Helmut Newton, Steven Meisel, Tony Richardson, Cindy Sherman, Nan Goldin: the list of fashion photographers and commentators influenced by Diane Arbus is long and illustrious. Which is hardly surprising. From her candid pictures of everyday faces to her shockingly stark portrayals of ugliness, deformity and mental illness, her oblique take on life uncovered a previously ignored world of society’s marginalised and dispossessed.
When Arbus began to be taken seriously, in the early 1960s, her photographs of “freaks” were widely considered to be in bad taste. They were – deliberately. She believed that only by facing the imperfections of the human race could we begin to exercise humanity. A former fashion photographer, she found – and taught us to find – a strange and moving beauty in a world that had been kept hidden. Like all powerful visions, hers has been exploited so successfully that images of the bizarre and disaffected have become part of fashion iconography.
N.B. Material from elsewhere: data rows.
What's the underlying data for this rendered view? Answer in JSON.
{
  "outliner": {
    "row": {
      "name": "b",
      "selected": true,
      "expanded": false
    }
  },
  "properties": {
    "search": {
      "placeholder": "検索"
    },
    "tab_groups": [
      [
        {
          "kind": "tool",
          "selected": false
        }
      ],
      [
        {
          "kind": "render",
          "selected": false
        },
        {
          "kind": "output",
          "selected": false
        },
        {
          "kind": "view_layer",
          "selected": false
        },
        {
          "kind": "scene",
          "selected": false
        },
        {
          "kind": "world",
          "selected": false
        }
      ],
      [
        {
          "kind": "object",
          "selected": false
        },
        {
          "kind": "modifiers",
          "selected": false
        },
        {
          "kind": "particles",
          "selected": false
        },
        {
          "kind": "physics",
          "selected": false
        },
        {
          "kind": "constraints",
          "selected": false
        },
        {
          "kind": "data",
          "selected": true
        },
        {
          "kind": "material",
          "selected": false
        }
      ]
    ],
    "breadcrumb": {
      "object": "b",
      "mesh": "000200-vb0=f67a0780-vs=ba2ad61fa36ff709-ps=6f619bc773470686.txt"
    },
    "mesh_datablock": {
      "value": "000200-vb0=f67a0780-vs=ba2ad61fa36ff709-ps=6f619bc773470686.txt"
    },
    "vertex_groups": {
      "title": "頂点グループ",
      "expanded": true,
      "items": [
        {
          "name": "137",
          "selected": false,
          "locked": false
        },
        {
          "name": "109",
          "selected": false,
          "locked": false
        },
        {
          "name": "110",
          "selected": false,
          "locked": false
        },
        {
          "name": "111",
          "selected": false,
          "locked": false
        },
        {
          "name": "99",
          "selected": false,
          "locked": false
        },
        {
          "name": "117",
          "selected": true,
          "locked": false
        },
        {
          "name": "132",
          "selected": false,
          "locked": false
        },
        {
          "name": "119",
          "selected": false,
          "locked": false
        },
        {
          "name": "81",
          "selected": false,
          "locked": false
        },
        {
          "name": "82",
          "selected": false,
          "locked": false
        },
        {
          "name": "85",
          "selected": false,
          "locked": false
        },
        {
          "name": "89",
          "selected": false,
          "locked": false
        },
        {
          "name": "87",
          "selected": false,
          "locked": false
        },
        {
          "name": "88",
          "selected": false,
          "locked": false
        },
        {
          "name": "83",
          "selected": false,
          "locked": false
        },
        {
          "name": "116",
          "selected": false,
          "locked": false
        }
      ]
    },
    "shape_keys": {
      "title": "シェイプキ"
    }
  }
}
Arbus committed suicide in 1971, but if she were still alive today, she would surely be horrified by the way her vision has been annexed by the commercial mainstream.
(First published October 2005)
Picture. Photograph by Diane Arbus. Two Ladies at the Automat. New York. 1966
Copyright Ã‚Â© 1980 The Estate of Diane Arbus, LLC